When we first started this blog, we had my Opa's autobiography, and a box of letters that were not organized or all in English. As we had the documents translated, and dug deeper into the letters in conjunction with Opa's books - we found clues that led us to more information. Before we were contacted by the Holocaust Museum, we had very little detailed information about Opa's process of immigrating to the United States. Now we have almost a play-by-play! And with each new discovery, of course there are more characters, more stories, more clues, and more mysteries. So that is why we are doing some more research with the fine people of the Holocaust Museum today.
In addition to resources like Opa's file with the AFSC, the Holocaust Museum library also has documents, studies, and even thesis papers that involve the stories of the people affected by the Holocaust.
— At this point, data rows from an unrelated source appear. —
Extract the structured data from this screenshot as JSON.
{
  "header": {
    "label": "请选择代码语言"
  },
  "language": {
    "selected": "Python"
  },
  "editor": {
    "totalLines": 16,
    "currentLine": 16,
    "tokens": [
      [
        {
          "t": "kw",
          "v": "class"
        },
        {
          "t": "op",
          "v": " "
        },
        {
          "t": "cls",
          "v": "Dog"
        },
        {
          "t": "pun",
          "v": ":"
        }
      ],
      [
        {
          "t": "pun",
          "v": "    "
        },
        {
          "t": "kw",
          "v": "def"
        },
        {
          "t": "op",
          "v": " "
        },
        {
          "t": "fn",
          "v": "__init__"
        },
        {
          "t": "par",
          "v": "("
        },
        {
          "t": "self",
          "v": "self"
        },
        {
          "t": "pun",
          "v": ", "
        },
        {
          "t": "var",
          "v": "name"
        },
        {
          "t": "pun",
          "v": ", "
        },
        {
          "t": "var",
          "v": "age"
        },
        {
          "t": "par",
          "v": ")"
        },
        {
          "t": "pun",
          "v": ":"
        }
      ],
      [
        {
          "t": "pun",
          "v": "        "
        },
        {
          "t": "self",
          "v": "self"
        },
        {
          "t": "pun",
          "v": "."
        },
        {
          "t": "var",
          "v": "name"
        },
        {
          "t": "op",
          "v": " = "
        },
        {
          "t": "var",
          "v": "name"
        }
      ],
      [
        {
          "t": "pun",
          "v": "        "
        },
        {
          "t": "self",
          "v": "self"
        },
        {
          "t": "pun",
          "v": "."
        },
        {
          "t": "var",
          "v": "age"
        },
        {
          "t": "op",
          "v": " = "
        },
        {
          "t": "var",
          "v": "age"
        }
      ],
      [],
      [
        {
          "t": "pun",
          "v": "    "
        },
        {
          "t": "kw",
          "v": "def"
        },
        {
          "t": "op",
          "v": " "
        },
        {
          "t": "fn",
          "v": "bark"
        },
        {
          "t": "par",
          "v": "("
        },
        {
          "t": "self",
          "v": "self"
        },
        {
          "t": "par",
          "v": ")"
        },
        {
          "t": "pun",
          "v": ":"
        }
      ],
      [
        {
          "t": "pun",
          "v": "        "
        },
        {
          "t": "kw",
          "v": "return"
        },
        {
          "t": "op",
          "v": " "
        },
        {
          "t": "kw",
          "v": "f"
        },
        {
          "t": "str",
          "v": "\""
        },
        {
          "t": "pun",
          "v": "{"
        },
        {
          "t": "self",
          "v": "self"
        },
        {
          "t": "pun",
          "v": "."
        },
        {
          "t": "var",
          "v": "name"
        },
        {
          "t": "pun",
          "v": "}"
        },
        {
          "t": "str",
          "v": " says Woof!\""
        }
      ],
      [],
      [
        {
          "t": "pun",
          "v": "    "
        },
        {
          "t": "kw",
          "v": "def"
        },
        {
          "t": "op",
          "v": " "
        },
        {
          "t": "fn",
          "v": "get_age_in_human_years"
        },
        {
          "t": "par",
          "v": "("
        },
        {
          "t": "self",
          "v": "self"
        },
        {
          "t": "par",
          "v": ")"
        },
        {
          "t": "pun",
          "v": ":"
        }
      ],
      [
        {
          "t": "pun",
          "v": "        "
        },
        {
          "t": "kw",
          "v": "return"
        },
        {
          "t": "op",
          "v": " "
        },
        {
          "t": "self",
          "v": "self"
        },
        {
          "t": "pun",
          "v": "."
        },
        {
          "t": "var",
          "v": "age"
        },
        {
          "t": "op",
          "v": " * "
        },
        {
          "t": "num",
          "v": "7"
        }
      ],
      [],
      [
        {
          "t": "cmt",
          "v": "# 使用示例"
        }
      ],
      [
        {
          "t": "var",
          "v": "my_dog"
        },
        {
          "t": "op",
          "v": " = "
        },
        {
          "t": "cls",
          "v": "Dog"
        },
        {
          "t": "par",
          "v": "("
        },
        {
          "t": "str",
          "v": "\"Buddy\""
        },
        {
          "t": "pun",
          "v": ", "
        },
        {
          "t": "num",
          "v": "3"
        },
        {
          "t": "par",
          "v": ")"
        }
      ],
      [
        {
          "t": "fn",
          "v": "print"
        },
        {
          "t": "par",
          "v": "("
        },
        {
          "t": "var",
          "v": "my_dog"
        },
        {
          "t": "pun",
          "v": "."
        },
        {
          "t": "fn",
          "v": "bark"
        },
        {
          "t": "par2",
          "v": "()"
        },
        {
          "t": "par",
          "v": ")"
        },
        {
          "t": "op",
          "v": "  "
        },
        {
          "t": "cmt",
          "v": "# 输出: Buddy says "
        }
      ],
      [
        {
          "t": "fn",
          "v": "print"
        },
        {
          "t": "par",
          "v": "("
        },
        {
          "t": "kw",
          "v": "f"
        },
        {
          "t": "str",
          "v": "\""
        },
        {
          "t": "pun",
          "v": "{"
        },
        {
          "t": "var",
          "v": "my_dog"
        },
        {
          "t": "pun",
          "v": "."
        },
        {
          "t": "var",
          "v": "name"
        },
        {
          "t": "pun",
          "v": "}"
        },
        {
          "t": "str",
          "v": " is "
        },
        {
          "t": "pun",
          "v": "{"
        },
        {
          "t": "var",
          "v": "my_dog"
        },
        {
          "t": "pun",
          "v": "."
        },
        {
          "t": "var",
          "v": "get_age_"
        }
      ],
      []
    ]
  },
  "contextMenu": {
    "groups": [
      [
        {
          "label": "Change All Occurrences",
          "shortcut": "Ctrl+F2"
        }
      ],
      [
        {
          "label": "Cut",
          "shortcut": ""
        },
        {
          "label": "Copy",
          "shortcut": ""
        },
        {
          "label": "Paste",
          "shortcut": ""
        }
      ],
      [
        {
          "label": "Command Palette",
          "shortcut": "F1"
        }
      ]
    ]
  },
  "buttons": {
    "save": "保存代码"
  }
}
One of these thesis papers that Ron (a librarian at the museum) shared with me was a fascinating insight into the culture of the work-place for the American consuls working in Vienna (then part of the German- annexed Austria). These were the folks who (among other things) processed refugee requests for immigration to America. I'm probably going to write up a little spotlight on this because it was really helpful to get an idea of what was happening on the inside of the American immigration offices on foreign land. I keep asking the questions of why the consuls were so strict in their interpretation of the immigration law, and this paper gives me insight into answering that question.
I share all of this nerdy research to remind my readers that often the answers (or at least the treasure chest of clues) are out there if you are willing to search for them. It boggles my mind how much information is out there once I find the right place to dig. The Holocaust Museum has been a treasure- and I know there are likely other places I haven't even discovered yet that will hold the next clue. Also- there are people who are really, really smart. These people navigate a very complex database and get you 20 pages of primary documents in 5 minutes, when it would have taken me an hour to get the first page. You may think a google search is a final search- but there are folks who are specifically trained and skilled at research- and many of them want to do this- for YOU. Most of these folks are called librarians. Go make friends with one now- it's fun.
We live in a time when speculation and opinion are given an incredible amount of air-time. Let me tell you- the truth is way more exciting. Way more informative. Way more instructive. And really, a million times more productive to process. SO- become a research nerd. I used to be too lazy for it- but now I see the benefits of a well-researched paper. There is nothing without a human bias- and the human part is very important- but my PSA for today is: Do your homework- you'll like it, really. Oh- and go be friends with a librarian.